For the data below, report how many lines include the word "JSON", and write nothing else.

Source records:
********
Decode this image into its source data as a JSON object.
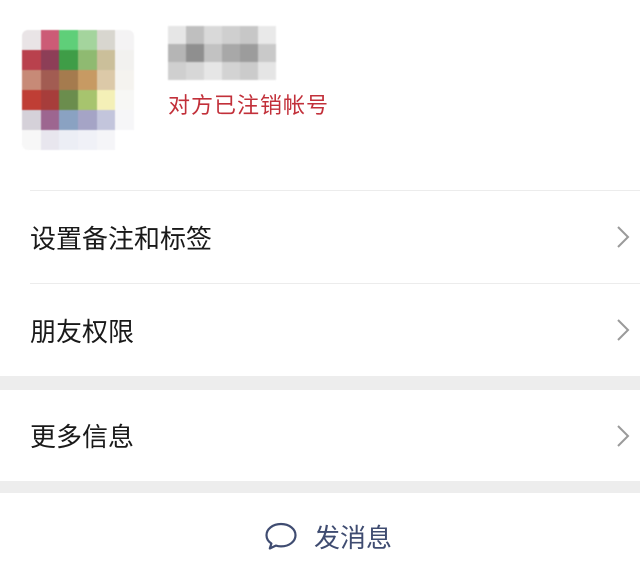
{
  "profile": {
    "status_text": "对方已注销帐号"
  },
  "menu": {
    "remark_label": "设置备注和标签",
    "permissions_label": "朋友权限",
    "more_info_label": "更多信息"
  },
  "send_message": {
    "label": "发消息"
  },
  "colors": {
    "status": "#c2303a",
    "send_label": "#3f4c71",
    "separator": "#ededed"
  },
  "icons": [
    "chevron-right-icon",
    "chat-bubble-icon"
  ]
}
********
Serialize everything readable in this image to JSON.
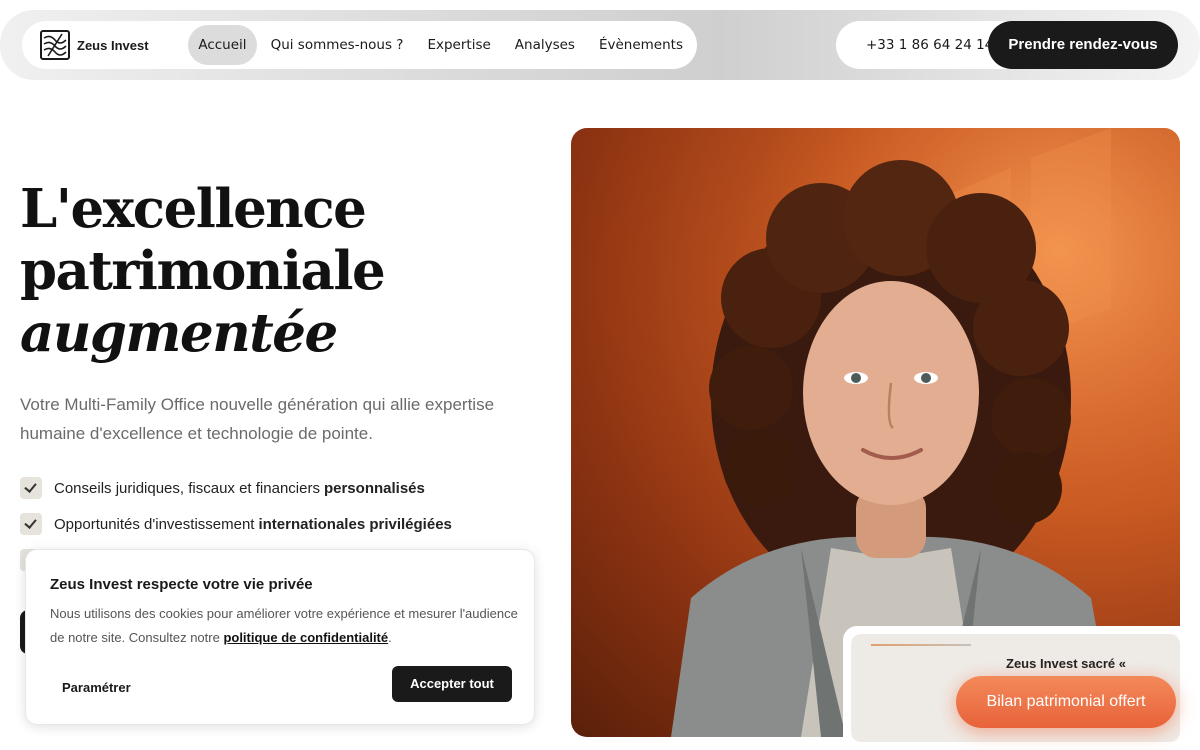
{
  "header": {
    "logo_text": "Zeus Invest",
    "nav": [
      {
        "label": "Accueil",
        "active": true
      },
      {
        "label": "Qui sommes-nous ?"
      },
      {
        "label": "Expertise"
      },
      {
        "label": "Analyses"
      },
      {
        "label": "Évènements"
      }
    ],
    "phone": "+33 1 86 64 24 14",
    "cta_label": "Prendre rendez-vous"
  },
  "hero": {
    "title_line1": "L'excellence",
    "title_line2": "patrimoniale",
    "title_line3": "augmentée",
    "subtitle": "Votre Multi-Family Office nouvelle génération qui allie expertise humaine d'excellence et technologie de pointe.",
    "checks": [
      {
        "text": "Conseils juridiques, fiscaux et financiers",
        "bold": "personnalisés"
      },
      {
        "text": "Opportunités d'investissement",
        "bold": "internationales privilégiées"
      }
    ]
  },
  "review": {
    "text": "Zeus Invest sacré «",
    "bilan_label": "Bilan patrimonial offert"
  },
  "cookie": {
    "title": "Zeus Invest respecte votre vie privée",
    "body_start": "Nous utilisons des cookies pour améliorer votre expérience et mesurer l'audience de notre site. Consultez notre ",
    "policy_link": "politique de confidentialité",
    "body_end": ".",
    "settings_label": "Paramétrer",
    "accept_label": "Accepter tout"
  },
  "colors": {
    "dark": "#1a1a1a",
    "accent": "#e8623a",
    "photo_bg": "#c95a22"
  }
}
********
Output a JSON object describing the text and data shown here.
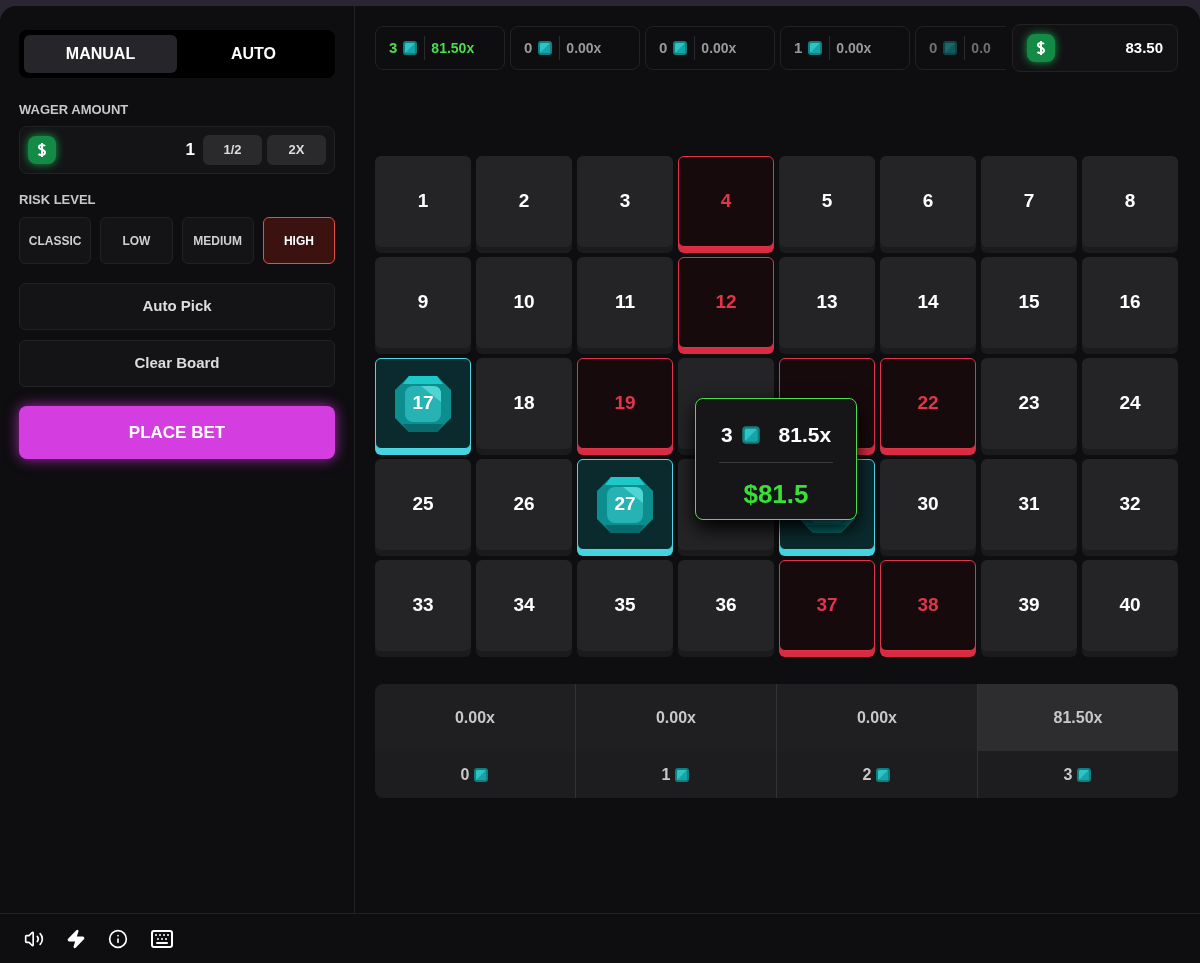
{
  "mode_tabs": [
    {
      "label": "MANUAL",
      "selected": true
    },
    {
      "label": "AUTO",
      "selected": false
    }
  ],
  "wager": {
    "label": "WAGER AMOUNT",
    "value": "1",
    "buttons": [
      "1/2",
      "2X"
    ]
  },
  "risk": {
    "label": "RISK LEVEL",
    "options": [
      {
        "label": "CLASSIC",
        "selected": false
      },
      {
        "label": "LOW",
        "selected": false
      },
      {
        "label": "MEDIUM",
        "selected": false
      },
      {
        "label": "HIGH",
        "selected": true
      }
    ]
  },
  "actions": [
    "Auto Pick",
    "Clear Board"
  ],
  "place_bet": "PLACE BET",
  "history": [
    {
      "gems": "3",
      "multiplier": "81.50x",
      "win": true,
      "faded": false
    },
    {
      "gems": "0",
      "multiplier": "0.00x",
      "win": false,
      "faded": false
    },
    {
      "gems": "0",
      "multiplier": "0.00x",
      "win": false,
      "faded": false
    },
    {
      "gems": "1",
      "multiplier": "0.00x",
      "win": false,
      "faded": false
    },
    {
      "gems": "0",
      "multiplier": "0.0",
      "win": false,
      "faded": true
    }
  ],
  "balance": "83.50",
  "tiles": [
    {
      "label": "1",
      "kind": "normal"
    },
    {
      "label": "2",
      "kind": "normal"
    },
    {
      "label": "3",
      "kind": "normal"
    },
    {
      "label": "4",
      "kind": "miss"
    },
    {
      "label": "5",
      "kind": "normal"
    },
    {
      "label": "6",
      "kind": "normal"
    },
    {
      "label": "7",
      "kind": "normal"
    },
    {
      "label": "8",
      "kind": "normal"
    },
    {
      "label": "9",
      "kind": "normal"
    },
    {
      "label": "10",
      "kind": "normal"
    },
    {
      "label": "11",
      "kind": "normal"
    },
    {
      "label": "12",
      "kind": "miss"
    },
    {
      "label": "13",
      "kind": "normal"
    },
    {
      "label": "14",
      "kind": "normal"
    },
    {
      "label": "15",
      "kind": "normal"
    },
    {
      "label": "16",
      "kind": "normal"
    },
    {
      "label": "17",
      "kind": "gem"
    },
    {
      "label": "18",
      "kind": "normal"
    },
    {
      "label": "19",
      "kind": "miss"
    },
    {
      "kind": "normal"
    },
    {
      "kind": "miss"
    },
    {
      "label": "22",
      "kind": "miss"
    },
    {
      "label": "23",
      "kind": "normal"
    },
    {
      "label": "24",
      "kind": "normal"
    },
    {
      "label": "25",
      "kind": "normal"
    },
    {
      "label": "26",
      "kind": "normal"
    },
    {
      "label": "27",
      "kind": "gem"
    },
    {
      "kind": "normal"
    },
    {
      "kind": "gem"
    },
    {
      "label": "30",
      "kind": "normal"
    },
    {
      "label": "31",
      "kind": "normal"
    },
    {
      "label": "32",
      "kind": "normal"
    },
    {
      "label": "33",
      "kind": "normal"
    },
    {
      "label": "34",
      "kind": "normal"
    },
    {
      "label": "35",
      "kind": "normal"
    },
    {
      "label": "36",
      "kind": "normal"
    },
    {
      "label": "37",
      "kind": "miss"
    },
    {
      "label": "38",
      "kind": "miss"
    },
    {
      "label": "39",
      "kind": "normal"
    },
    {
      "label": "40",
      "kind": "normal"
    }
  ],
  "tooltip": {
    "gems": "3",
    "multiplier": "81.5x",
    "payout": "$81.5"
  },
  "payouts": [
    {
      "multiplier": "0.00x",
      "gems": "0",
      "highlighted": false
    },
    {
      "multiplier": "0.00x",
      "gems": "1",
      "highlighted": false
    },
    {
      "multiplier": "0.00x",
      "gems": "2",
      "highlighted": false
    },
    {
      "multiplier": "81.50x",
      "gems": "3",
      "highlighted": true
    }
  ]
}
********
§ **EXERCISE RESPONSE**: 3